══ DATA FOR THIS TASK ══

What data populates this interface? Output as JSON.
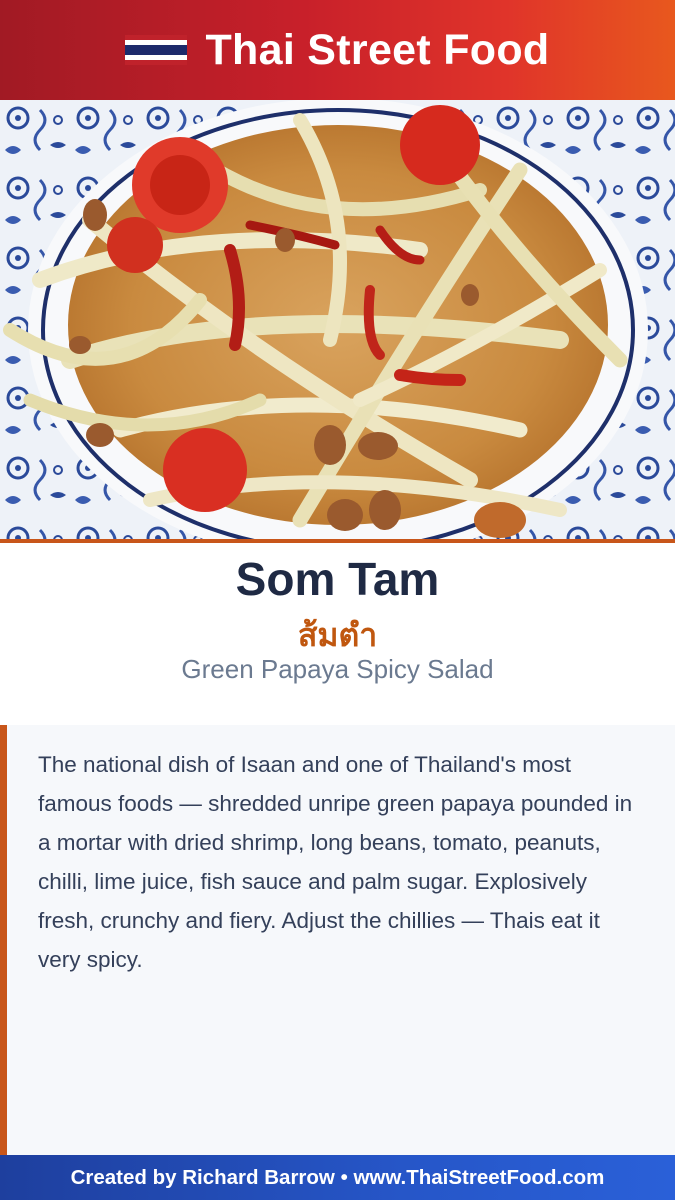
{
  "header": {
    "title": "Thai Street Food",
    "flag_icon": "thai-flag-icon"
  },
  "photo": {
    "subject": "green papaya salad on blue and white plate"
  },
  "dish": {
    "name": "Som Tam",
    "thai_name": "ส้มตำ",
    "english_name": "Green Papaya Spicy Salad"
  },
  "description": {
    "text": "The national dish of Isaan and one of Thailand's most famous foods — shredded unripe green papaya pounded in a mortar with dried shrimp, long beans, tomato, peanuts, chilli, lime juice, fish sauce and palm sugar. Explosively fresh, crunchy and fiery. Adjust the chillies — Thais eat it very spicy."
  },
  "footer": {
    "credit": "Created by Richard Barrow • www.ThaiStreetFood.com"
  },
  "colors": {
    "header_red": "#c8202a",
    "accent_orange": "#c8561a",
    "footer_blue": "#2656c8",
    "title_navy": "#1f2a44"
  }
}
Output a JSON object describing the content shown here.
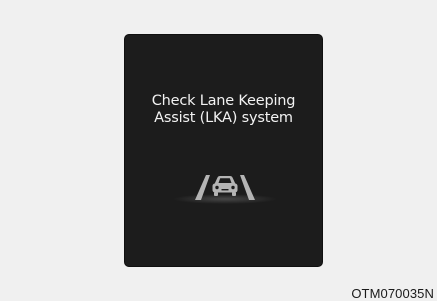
{
  "display": {
    "message_line1": "Check Lane Keeping",
    "message_line2": "Assist (LKA) system",
    "icon": "lka-lane-car-icon"
  },
  "figure_code": "OTM070035N",
  "colors": {
    "page_background": "#f0f0f0",
    "display_background": "#1c1c1c",
    "display_text": "#f2f2f2",
    "icon_gray": "#b4b4b4"
  }
}
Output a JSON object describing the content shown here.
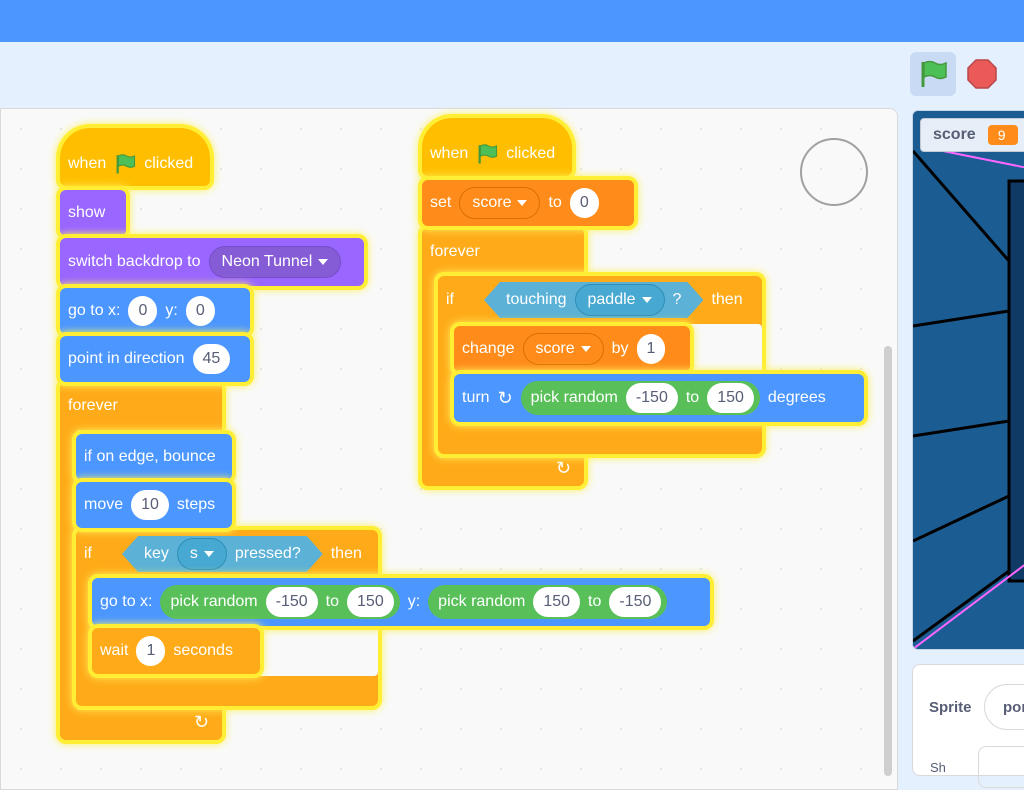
{
  "toolbar": {
    "green_flag": "green-flag-icon",
    "stop": "stop-icon"
  },
  "monitor": {
    "label": "score",
    "value": "9"
  },
  "sprite": {
    "label": "Sprite",
    "name": "pong",
    "partial_label": "Sh"
  },
  "script1": {
    "hat_when": "when",
    "hat_clicked": "clicked",
    "show": "show",
    "switch_backdrop": "switch backdrop to",
    "backdrop": "Neon Tunnel",
    "goto": "go to x:",
    "goto_x": "0",
    "goto_y_label": "y:",
    "goto_y": "0",
    "point": "point in direction",
    "point_val": "45",
    "forever": "forever",
    "bounce": "if on edge, bounce",
    "move": "move",
    "move_val": "10",
    "steps": "steps",
    "if": "if",
    "key": "key",
    "key_val": "s",
    "pressed": "pressed?",
    "then": "then",
    "goto2": "go to x:",
    "pick1": "pick random",
    "p1a": "-150",
    "to1": "to",
    "p1b": "150",
    "y2": "y:",
    "pick2": "pick random",
    "p2a": "150",
    "to2": "to",
    "p2b": "-150",
    "wait": "wait",
    "wait_val": "1",
    "seconds": "seconds"
  },
  "script2": {
    "hat_when": "when",
    "hat_clicked": "clicked",
    "set": "set",
    "var": "score",
    "to": "to",
    "set_val": "0",
    "forever": "forever",
    "if": "if",
    "touching": "touching",
    "touch_obj": "paddle",
    "q": "?",
    "then": "then",
    "change": "change",
    "change_var": "score",
    "by": "by",
    "change_val": "1",
    "turn": "turn",
    "pick": "pick random",
    "pa": "-150",
    "to2": "to",
    "pb": "150",
    "degrees": "degrees"
  },
  "colors": {
    "motion": "#4c97ff",
    "events": "#ffbf00",
    "control": "#ffab19",
    "looks": "#9966ff",
    "variables": "#ff8c1a",
    "operators": "#59c059",
    "sensing": "#5cb1d6",
    "highlight": "#ffee33"
  }
}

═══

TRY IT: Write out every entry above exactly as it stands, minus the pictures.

RESULT FOR THIS EXERCISE:
What data populates this interface? Output as JSON.
{
  "header": {
    "title": "Thai Street Food",
    "flag_icon": "thai-flag-icon"
  },
  "photo": {
    "subject": "green papaya salad on blue and white plate"
  },
  "dish": {
    "name": "Som Tam",
    "thai_name": "ส้มตำ",
    "english_name": "Green Papaya Spicy Salad"
  },
  "description": {
    "text": "The national dish of Isaan and one of Thailand's most famous foods — shredded unripe green papaya pounded in a mortar with dried shrimp, long beans, tomato, peanuts, chilli, lime juice, fish sauce and palm sugar. Explosively fresh, crunchy and fiery. Adjust the chillies — Thais eat it very spicy."
  },
  "footer": {
    "credit": "Created by Richard Barrow • www.ThaiStreetFood.com"
  },
  "colors": {
    "header_red": "#c8202a",
    "accent_orange": "#c8561a",
    "footer_blue": "#2656c8",
    "title_navy": "#1f2a44"
  }
}
Output a JSON object describing the content shown here.
{
  "display": {
    "message_line1": "Check Lane Keeping",
    "message_line2": "Assist (LKA) system",
    "icon": "lka-lane-car-icon"
  },
  "figure_code": "OTM070035N",
  "colors": {
    "page_background": "#f0f0f0",
    "display_background": "#1c1c1c",
    "display_text": "#f2f2f2",
    "icon_gray": "#b4b4b4"
  }
}
Output a JSON object describing the content shown here.
{
  "toolbar": {
    "green_flag": "green-flag-icon",
    "stop": "stop-icon"
  },
  "monitor": {
    "label": "score",
    "value": "9"
  },
  "sprite": {
    "label": "Sprite",
    "name": "pong",
    "partial_label": "Sh"
  },
  "script1": {
    "hat_when": "when",
    "hat_clicked": "clicked",
    "show": "show",
    "switch_backdrop": "switch backdrop to",
    "backdrop": "Neon Tunnel",
    "goto": "go to x:",
    "goto_x": "0",
    "goto_y_label": "y:",
    "goto_y": "0",
    "point": "point in direction",
    "point_val": "45",
    "forever": "forever",
    "bounce": "if on edge, bounce",
    "move": "move",
    "move_val": "10",
    "steps": "steps",
    "if": "if",
    "key": "key",
    "key_val": "s",
    "pressed": "pressed?",
    "then": "then",
    "goto2": "go to x:",
    "pick1": "pick random",
    "p1a": "-150",
    "to1": "to",
    "p1b": "150",
    "y2": "y:",
    "pick2": "pick random",
    "p2a": "150",
    "to2": "to",
    "p2b": "-150",
    "wait": "wait",
    "wait_val": "1",
    "seconds": "seconds"
  },
  "script2": {
    "hat_when": "when",
    "hat_clicked": "clicked",
    "set": "set",
    "var": "score",
    "to": "to",
    "set_val": "0",
    "forever": "forever",
    "if": "if",
    "touching": "touching",
    "touch_obj": "paddle",
    "q": "?",
    "then": "then",
    "change": "change",
    "change_var": "score",
    "by": "by",
    "change_val": "1",
    "turn": "turn",
    "pick": "pick random",
    "pa": "-150",
    "to2": "to",
    "pb": "150",
    "degrees": "degrees"
  },
  "colors": {
    "motion": "#4c97ff",
    "events": "#ffbf00",
    "control": "#ffab19",
    "looks": "#9966ff",
    "variables": "#ff8c1a",
    "operators": "#59c059",
    "sensing": "#5cb1d6",
    "highlight": "#ffee33"
  }
}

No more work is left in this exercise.